Marquis’ Bayeux Travesty

Terry Jones, not that Quran burning lunatic, but Terry Jones, co-director of Mont Python and the Holy Grail and director of The Life of Brian, and Monty Python’s the Meaning of Life, is the subject of this post. More particularly, Terry Jones’ Medieval Lives, a 2004 BBC documentary TV series is this post’s focus. In this series Mr. Jones biographies the different stations in medieval England. Each episode is devoted to a particular class. This one season series covers everyone from peasant to the king. It is on YouTube, here is the link.

I enjoyed watching Terry Jones’ series. It was full of interesting facts and ideas, about a period that I also find interesting. Jones’ wit kept the shows lively. I recommend that you check them out for yourself. I think that you would like them too. If you do view them, I’d like to hear your feedback.

In each of these episodes a consistent theme is that life then really wasn’t so bad. For example the medieval peasant had eighty (religious) holidays, while the modern Briton only has eight. This sounds pretty good on the face of it, but if you delve deeper, some of the luster wears off. 52 of those 80 holidays are balanced by the modern five-day work week. Another nine medieval holidays are recouped for the ones that happened to fall on Sunday. The remaining eleven day disparity is easily encompassed by the invention of the vacation day.

More fundamental is Terry Jones’ referances to how much better medieval life was after the mid-14th century Black Death. Not immediately mind you, because about then half the population of Britain died. No, after all that death and suffering, those were the golden days of medieval times. The survivors of the plague, especially the lower class survivors found that they were now quite in demand and could almost set their own prices.
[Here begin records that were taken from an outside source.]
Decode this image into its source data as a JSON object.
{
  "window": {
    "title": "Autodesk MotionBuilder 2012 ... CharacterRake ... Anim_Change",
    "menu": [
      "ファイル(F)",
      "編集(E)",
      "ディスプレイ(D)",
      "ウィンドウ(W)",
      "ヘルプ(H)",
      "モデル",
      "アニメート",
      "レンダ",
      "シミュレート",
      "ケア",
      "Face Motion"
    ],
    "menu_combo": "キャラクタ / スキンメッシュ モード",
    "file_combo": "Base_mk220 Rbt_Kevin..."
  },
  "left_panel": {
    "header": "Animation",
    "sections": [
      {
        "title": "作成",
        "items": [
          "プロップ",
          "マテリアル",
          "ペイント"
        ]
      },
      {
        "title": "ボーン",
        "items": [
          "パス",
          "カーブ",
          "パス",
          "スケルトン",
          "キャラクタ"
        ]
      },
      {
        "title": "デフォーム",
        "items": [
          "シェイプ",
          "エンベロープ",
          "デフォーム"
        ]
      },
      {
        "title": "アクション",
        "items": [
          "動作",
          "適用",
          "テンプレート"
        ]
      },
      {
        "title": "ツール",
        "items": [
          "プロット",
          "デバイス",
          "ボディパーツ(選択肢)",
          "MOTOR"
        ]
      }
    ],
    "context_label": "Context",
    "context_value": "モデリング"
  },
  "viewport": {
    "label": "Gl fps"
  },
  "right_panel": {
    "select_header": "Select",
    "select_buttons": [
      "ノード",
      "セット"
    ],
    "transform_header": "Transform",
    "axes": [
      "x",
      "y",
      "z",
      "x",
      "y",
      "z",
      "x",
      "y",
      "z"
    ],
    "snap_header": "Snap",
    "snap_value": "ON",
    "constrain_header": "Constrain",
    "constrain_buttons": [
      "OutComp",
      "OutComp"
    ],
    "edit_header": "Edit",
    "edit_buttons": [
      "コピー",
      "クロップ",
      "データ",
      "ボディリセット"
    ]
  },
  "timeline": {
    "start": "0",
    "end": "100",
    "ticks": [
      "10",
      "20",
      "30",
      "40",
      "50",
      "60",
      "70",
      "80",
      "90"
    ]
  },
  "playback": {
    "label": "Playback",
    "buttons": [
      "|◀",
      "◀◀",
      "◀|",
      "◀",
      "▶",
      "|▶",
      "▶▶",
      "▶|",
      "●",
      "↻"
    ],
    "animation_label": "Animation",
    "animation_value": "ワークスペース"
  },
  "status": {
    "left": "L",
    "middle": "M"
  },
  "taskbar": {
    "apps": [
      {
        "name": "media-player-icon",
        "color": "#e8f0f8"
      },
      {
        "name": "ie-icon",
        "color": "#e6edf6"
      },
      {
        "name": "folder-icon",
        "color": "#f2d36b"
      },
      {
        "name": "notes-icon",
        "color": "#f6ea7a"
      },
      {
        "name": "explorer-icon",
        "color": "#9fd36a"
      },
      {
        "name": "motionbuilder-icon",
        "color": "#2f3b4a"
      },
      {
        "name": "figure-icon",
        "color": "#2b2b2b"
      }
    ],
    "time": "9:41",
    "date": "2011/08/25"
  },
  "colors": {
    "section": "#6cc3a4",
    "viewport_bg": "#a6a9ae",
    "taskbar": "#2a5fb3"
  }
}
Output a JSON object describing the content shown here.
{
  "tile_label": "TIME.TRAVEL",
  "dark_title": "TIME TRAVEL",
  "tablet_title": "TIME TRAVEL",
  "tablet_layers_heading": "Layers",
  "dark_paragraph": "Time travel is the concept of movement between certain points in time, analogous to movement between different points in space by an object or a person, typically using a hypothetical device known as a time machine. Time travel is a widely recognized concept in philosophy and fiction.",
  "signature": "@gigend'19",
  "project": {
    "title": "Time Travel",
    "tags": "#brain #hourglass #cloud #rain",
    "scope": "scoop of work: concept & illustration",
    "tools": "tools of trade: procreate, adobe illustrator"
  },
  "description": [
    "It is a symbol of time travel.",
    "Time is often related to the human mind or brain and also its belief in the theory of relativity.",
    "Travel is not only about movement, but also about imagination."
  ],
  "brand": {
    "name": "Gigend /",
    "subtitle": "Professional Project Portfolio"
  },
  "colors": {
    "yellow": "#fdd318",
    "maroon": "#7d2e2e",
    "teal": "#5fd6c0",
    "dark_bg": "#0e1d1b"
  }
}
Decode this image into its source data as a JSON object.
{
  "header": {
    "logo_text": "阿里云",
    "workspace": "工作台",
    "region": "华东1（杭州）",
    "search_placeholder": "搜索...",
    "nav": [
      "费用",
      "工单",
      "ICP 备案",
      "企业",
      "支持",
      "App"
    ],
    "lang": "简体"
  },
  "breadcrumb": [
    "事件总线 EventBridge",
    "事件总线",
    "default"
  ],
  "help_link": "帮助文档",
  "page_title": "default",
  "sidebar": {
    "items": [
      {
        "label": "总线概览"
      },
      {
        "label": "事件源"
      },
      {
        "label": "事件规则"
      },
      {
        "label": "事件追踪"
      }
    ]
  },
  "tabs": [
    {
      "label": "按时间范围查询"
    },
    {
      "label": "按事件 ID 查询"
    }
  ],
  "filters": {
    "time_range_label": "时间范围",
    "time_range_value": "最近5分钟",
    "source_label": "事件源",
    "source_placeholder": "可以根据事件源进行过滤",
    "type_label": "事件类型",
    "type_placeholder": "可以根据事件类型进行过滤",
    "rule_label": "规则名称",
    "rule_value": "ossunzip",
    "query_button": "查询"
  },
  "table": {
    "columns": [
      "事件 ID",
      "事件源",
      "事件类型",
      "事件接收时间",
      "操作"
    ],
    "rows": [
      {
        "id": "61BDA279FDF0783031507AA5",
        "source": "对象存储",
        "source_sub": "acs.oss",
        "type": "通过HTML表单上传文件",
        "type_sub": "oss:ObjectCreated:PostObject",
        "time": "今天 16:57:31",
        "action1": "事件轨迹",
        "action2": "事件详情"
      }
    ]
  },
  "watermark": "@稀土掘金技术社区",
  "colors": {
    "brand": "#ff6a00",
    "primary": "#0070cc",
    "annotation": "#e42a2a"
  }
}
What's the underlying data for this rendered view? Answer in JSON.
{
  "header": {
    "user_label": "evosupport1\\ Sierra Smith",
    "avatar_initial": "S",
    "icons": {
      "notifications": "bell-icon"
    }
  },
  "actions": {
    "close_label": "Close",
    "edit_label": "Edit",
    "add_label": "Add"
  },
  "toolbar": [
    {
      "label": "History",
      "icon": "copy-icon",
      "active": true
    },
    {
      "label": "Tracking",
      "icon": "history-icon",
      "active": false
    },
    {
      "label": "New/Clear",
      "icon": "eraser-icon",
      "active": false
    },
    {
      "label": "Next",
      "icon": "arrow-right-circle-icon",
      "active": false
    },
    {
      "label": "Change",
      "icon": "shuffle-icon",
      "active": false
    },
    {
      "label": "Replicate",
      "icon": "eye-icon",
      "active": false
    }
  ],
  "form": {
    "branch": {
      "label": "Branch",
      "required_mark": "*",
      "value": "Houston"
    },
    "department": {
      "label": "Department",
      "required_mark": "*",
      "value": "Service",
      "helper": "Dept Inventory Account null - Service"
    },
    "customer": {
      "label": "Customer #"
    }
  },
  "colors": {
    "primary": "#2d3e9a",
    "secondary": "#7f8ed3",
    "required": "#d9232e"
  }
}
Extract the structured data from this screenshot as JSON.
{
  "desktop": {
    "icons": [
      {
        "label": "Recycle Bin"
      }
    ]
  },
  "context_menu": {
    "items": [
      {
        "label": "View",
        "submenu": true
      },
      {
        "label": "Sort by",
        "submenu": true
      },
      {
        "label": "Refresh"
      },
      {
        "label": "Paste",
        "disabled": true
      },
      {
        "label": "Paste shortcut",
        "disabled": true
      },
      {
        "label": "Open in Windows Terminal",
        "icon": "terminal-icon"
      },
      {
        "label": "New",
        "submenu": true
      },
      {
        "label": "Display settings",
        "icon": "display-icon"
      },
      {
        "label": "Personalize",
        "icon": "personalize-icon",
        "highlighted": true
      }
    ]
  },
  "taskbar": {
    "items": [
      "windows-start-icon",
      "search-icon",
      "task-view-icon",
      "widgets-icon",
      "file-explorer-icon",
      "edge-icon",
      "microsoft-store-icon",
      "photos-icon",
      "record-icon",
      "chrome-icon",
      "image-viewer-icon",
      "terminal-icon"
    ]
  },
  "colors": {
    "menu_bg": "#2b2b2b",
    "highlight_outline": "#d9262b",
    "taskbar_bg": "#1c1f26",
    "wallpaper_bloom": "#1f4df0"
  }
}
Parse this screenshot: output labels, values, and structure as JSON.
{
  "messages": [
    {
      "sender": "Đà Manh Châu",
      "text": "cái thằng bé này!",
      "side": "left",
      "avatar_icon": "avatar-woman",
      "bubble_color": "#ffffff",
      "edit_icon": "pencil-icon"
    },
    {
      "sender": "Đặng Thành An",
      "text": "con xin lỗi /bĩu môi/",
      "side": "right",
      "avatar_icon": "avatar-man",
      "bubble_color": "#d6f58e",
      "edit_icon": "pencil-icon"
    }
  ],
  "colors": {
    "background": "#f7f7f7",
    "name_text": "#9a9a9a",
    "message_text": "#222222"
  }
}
You know, supply and demand, there was then a limited supply of workers, but still the normal demand. The moral of this story is that old axiom, what doesn’t kill you only makes you stronger. I see parallels to those times then and ours now.

In modern times, we still have plagues, but even more catastrophic now are our wars, in particular, our world wars. More people died from the Black Death than died in World War II, and more people died from the Spanish Flu than died in World War I, but it was the material destruction of these two wars that most closely mirrors the havoc created in the Medieval Ages by the Black Death. Like these mirrored catastrophes, there were also mirrored aftermaths. Like the medieval peasant that thrived after the plague, the American worker also enjoyed similar halcyon days, after World War II. Jones never had a 2nd season, anyway further parallels to our future would be muddy. It is hard to predict the future.

1 thought on “Marquis’ Bayeux Travesty

  1. I saw the Bayeaux Tapestry on my trip to France in 2004 — totally amazing and cool. If you’re anywhere near Bayeaux — it’s worth the trip for sure.

Leave a Reply